He gave her a concerned look before setting his hand on hers, "I'm sure he'll forgive you. Ask him, I'm sure he won't mind seeing you. But if you bring John and he acts like the ass he's being, I will put him on the ground."
She laughed, a tired sound. "After 800 years, I think I'm entitled to stop. And it's only for an hour. I have to eat, and I didn't bring any work with me. I think that's as close to stopping as I get." She grimaced slightly at the mention of his father. "Perhaps it makes me a bad person, but I honestly hope I never see that man again. I'd have a few choice words about locking me up for 16 years."
She squeezed his hand. "I hope so. And I think I will, it'll be nice to congratulate them in person." She merely looked at him. "If he acts like an ass at a vow renewal, I will help you put him on the ground, dress and heels or no. Never fear in that regard."
He watched her before deciding she knew her own limits better then he did. "Alright. I can't judge. Lord knows I'd be in the thick of the battle if I could be." He smirked, "you'd have to get in line I think. I owe him for a few things myself."
"It's John. He took after Father a bit too much. Don't bring him."
"I know you would be," she replied. "And I'd be back in Aquitaine, living in a place I love, instead of a country that barely seems to remember us." She sighed again. "I think what they'd call me these days is a 'workaholic', but Father taught me that if you want something right, you should do it yourself." She shrugged. "I am who I am, I suppose."
She smirked as well. "I'm fairly certain a large number of people would be jostling for the first position."
"He did," she agreed. "And that would probably be for the best, I think.

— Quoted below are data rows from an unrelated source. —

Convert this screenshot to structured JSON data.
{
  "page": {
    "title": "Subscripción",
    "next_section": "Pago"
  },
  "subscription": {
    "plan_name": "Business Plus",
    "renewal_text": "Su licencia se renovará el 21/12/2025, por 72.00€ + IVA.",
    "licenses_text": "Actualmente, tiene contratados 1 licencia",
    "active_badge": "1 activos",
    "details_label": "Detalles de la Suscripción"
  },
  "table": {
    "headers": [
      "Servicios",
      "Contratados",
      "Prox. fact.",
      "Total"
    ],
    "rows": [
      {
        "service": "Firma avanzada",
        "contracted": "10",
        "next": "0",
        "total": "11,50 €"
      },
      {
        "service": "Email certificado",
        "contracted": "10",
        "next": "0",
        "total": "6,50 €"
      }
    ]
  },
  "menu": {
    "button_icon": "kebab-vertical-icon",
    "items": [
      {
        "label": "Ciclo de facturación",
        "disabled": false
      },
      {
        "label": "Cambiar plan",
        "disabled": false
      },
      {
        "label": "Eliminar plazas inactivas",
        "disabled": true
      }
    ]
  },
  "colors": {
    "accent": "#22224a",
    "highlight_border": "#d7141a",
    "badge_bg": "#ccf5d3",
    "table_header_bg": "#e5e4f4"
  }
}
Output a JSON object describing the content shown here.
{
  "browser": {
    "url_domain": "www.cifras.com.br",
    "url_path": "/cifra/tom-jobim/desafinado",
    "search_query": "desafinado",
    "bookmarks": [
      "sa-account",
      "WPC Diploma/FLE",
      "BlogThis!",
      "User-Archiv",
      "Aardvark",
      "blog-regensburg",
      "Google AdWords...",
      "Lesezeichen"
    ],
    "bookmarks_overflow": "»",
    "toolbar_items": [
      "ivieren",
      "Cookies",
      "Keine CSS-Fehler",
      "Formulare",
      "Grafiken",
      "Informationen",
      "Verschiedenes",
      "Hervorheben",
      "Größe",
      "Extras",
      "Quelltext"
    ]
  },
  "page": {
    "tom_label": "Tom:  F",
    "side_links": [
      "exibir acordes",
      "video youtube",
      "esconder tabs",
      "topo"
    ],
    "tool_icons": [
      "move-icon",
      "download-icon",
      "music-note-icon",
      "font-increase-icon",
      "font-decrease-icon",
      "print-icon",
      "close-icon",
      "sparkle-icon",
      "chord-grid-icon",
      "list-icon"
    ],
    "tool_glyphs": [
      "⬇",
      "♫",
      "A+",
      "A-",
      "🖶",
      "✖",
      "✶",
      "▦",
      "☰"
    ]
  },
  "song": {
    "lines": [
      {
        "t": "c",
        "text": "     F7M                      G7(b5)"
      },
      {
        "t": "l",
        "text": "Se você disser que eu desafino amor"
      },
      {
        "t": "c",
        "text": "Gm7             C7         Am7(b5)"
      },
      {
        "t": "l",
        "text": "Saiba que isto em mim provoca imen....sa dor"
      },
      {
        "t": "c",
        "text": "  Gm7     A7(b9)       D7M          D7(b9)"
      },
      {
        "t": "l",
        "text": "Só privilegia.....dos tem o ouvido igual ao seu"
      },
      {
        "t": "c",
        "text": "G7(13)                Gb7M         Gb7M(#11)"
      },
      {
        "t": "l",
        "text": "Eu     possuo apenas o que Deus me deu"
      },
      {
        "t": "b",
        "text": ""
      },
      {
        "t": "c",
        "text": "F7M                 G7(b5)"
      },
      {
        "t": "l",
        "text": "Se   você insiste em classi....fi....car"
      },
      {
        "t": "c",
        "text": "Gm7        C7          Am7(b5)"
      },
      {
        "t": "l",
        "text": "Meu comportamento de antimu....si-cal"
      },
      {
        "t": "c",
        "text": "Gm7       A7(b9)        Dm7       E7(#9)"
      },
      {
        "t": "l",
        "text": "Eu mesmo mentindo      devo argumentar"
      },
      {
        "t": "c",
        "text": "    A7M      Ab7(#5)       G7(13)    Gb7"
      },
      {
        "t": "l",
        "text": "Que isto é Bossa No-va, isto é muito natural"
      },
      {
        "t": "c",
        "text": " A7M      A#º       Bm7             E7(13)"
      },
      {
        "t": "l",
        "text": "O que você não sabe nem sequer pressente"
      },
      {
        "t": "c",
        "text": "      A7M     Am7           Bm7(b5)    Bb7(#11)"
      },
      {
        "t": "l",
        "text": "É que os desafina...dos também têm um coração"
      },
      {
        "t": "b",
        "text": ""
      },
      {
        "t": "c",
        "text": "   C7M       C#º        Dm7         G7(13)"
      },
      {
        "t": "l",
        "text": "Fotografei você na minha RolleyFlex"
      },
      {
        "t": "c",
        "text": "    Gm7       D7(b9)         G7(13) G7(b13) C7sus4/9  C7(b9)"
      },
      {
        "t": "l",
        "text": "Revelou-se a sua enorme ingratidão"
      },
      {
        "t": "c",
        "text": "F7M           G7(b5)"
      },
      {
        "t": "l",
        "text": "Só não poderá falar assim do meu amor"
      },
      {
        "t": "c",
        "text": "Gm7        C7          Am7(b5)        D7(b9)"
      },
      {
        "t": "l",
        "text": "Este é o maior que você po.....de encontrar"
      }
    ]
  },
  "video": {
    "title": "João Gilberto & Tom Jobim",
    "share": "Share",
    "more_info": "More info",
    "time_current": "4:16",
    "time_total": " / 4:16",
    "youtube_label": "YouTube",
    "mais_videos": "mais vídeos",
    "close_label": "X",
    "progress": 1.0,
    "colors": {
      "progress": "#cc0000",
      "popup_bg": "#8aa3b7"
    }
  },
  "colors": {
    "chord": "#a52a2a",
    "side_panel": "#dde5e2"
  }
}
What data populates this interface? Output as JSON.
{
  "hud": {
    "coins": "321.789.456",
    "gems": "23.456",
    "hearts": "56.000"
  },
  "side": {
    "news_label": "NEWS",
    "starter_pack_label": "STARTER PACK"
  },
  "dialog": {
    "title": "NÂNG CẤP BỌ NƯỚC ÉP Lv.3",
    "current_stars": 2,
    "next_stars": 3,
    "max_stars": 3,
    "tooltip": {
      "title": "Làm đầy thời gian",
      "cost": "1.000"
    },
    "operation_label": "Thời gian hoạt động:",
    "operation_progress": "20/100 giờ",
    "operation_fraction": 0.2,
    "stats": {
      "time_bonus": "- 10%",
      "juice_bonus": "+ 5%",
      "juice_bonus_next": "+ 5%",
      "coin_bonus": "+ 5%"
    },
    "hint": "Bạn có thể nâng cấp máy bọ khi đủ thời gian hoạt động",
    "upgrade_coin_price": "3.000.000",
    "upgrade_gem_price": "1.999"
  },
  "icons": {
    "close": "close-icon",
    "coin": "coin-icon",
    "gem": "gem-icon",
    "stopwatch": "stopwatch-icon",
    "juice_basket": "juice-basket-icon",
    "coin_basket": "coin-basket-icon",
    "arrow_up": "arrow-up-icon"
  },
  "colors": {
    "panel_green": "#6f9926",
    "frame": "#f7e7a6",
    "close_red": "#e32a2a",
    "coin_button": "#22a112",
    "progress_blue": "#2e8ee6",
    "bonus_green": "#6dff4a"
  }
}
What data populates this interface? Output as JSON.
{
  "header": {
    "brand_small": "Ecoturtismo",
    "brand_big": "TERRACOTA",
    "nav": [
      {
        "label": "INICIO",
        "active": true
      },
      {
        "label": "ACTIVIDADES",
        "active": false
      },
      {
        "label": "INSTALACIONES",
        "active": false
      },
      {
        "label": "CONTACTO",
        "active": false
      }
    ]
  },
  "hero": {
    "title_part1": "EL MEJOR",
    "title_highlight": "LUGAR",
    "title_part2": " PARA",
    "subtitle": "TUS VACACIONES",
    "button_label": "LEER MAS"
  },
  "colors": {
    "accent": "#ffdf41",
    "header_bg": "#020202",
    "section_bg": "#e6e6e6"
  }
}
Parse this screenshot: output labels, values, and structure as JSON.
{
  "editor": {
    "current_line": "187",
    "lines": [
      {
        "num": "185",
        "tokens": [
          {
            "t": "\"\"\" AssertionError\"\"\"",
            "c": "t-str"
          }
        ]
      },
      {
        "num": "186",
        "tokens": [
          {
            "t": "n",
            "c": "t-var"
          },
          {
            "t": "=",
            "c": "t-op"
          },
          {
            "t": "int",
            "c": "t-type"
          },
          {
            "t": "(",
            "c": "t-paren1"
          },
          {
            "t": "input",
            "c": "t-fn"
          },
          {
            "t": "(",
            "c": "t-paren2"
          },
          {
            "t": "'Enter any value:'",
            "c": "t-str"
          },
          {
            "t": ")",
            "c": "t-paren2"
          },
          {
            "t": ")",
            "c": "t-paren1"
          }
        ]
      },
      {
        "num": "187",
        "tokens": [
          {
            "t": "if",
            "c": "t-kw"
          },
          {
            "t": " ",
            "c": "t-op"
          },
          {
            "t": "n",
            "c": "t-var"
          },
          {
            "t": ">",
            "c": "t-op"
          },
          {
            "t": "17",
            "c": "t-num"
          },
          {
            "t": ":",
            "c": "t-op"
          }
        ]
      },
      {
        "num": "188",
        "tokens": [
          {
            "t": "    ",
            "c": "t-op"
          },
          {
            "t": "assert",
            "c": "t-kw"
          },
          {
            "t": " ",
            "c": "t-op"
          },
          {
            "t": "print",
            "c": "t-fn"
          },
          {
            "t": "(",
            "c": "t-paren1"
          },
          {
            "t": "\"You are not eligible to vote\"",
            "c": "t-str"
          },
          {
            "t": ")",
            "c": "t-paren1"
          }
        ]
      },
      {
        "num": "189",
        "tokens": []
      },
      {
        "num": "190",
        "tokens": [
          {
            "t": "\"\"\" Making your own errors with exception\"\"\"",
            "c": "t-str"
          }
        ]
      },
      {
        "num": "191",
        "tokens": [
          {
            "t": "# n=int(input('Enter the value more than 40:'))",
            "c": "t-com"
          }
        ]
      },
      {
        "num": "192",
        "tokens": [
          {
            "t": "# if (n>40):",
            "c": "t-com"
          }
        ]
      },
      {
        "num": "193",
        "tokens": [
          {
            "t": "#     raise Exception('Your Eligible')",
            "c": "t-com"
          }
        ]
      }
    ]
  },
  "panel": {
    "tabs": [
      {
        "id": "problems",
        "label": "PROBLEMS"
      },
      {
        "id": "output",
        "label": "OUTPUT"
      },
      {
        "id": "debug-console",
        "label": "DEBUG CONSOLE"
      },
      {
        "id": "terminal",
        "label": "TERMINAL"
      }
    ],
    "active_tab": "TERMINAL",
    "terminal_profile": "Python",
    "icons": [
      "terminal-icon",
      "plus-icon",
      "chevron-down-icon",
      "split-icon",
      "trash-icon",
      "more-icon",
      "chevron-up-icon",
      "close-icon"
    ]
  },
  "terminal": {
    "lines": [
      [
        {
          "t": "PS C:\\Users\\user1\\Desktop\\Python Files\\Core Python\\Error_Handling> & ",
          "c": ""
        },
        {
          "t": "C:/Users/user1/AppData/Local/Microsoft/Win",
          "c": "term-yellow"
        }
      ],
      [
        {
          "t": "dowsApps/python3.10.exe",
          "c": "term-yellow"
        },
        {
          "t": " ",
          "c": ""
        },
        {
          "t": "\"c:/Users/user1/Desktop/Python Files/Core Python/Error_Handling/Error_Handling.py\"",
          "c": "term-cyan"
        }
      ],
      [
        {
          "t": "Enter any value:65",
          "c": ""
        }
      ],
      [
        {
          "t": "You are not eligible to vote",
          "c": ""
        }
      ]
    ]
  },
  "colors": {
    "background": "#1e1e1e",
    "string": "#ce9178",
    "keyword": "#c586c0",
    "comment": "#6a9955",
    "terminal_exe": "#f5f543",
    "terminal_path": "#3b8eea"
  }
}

Better to not tempt fate."
He nodded to that, "Even England remembers me still. Odd and a little ironic, but there you have it." He smiled at her, "I'm glad you keep busy. I don't see you as the type to just linger and do nothing."
He scoffed, "no doubt." He nodded, "I try and keep in mind his upbringing, but mostly I just want to wring his neck. He cost us Normandy. I'll never forgive him for that."
She had to smile. "Considering you never spent much time there, yes, a little ironic." She tilted her head and grinned a little wider. "Have you ever known me to be idle for long?"
She sighed. "Sometimes I wonder what happened with him. I do love him, but sometimes he just frustrates me. Losing Normandy was one of those things. Although if you wring his neck I will have to make cross faces at you for quite a long time."
He smirked to her, "like you ever did? Or Henry? You taught me to love Aquitaine and Henry gave me the wanderlust. Yet I'm the one remembered for not spending time there." Laughing he shook his head, "no. I'm just glad you get to do more now. You were always ahead of your time."
"Yes Mother," he was smiling though, "and Henry happened that's what. John was his favorite, taught him everything he knew. So John took after Henry." He frowned, "there's often times I wish the Young King had kept on living. He was the one fit for the throne."